The evening light has just fallen on the waters of the Atlantic Ocean. A huge ship is at sea transporting soldiers and English civilians. And 1800 Italians. These are prisoners of war, locked up in three enormous cages in the hold of this Transatlantic ship; they have less than half a metre each to try and survive in. This is the evening of the 12 September 1942 and that ship is called Laconia. Under the surface of the sea the Laconia’s slow progress has already been tracked for some hours. These are the German sailors who man a U-Boat. Their mission is simple: sink as many tons of enemy ships as possible. Three missiles are launched, one by one. The keel is hit, an enormous amount of water is taken in by the ship. It rushes up the various corridors until it reaches the bridge. The worst hit are the Italians: they manage to force through the barriers with the strength that comes from terror and desperation. However, only one cage is opened. The other two sink and 1200 Italians will lose their lives, forever prisoners of the ocean. The others, under the command of the young Lieutenant Vincenzo Di Giovanni will seek safety, through total darkness, endeavouring to reach the bridge up the stairs. Twisted metal, bayonette shots from the Polish guards are just the first obstacle. Once on the bridge they find all the lifeboats are full and the British unwilling to make room for them. In fact they do not seem willing to do anything to save them. Attracted by all the wounded in the Ocean even the sharks begin to arrive. Those who manage to survive will have a significant story to tell. However, despite this that large group of Italians has been forgotten. The Sinking of the Laconia would like to bring the spotlight back on this forgotten drama adventure so that it cannot be forgotten in the future.

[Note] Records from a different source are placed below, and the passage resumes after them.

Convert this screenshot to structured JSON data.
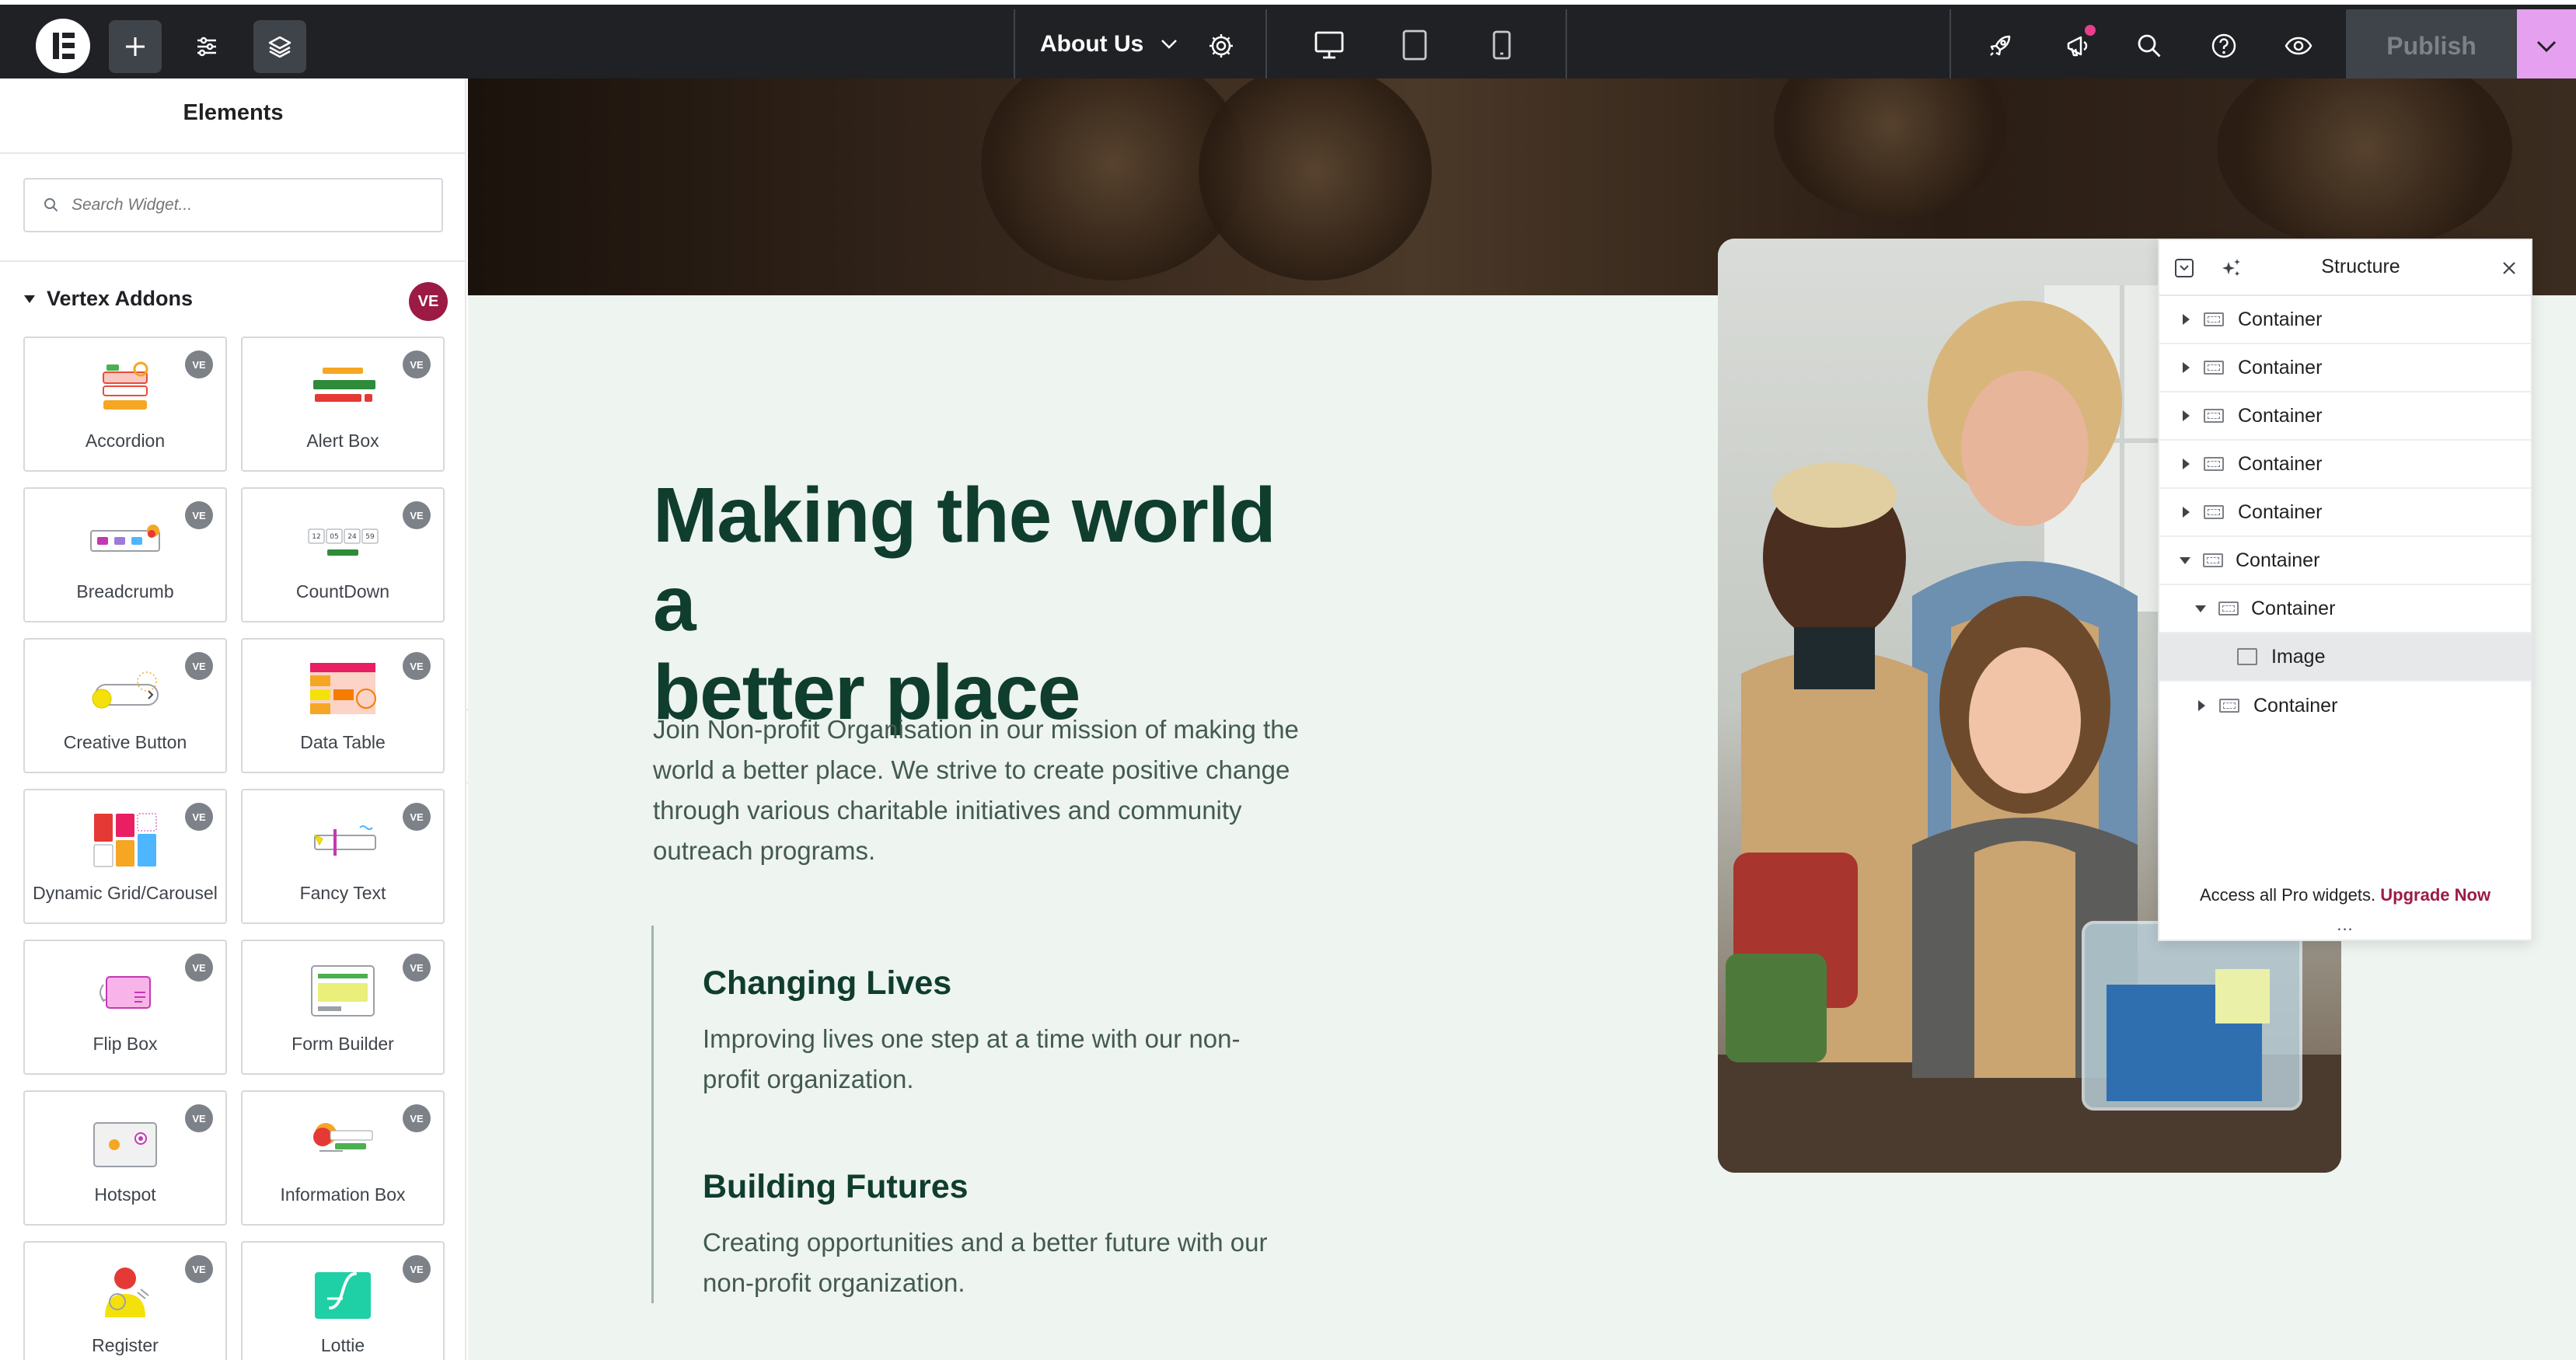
{
  "topbar": {
    "page_title": "About Us",
    "publish_label": "Publish",
    "colors": {
      "bar": "#1f2124",
      "publish_bg": "#3f444b",
      "publish_dropdown": "#e5a0f0",
      "notification_dot": "#e83e8c"
    }
  },
  "panel": {
    "title": "Elements",
    "search_placeholder": "Search Widget...",
    "category": {
      "label": "Vertex Addons",
      "badge": "VE"
    },
    "widget_badge": "VE",
    "widgets": [
      {
        "label": "Accordion",
        "icon": "accordion-icon"
      },
      {
        "label": "Alert Box",
        "icon": "alert-box-icon"
      },
      {
        "label": "Breadcrumb",
        "icon": "breadcrumb-icon"
      },
      {
        "label": "CountDown",
        "icon": "countdown-icon"
      },
      {
        "label": "Creative Button",
        "icon": "creative-button-icon"
      },
      {
        "label": "Data Table",
        "icon": "data-table-icon"
      },
      {
        "label": "Dynamic Grid/Carousel",
        "icon": "dynamic-grid-icon"
      },
      {
        "label": "Fancy Text",
        "icon": "fancy-text-icon"
      },
      {
        "label": "Flip Box",
        "icon": "flip-box-icon"
      },
      {
        "label": "Form Builder",
        "icon": "form-builder-icon"
      },
      {
        "label": "Hotspot",
        "icon": "hotspot-icon"
      },
      {
        "label": "Information Box",
        "icon": "information-box-icon"
      },
      {
        "label": "Register",
        "icon": "register-icon"
      },
      {
        "label": "Lottie",
        "icon": "lottie-icon"
      }
    ],
    "countdown_digits": [
      "12",
      "05",
      "24",
      "59"
    ]
  },
  "canvas": {
    "heading_line1": "Making the world a",
    "heading_line2": "better place",
    "intro": "Join Non-profit Organisation in our mission of making the world a better place. We strive to create positive change through various charitable initiatives and community outreach programs.",
    "features": [
      {
        "title": "Changing Lives",
        "text": "Improving lives one step at a time with our non-profit organization."
      },
      {
        "title": "Building Futures",
        "text": "Creating opportunities and a better future with our non-profit organization."
      }
    ],
    "colors": {
      "background": "#eef4f0",
      "heading": "#0f3d2e",
      "body_text": "#435a51"
    }
  },
  "structure": {
    "title": "Structure",
    "rows": [
      {
        "label": "Container",
        "expanded": false,
        "level": 0,
        "icon": "container-icon"
      },
      {
        "label": "Container",
        "expanded": false,
        "level": 0,
        "icon": "container-icon"
      },
      {
        "label": "Container",
        "expanded": false,
        "level": 0,
        "icon": "container-icon"
      },
      {
        "label": "Container",
        "expanded": false,
        "level": 0,
        "icon": "container-icon"
      },
      {
        "label": "Container",
        "expanded": false,
        "level": 0,
        "icon": "container-icon"
      },
      {
        "label": "Container",
        "expanded": true,
        "level": 0,
        "icon": "container-icon"
      },
      {
        "label": "Container",
        "expanded": true,
        "level": 1,
        "icon": "container-icon"
      },
      {
        "label": "Image",
        "selected": true,
        "level": 2,
        "icon": "image-icon"
      },
      {
        "label": "Container",
        "expanded": false,
        "level": 1,
        "icon": "container-icon"
      }
    ],
    "footer_text": "Access all Pro widgets.",
    "footer_link": "Upgrade Now",
    "more": "..."
  }
}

This two part TV film was directed by Uwe Janson and starred Andrew Buchan, Brian Cox, Ken Duken and Ludovico Fremont. Both episodes were shown together in Italy, on primetime evening on Canale 5 (Italy’s main commercial TV at the time) on the 2 October 2011. This historical drama is a filmed reconstruction of actual events, known in Italy as the “Affondamento del Laconia” (the sinking of the Laconia, in Italian) which took place on 12 September 1942.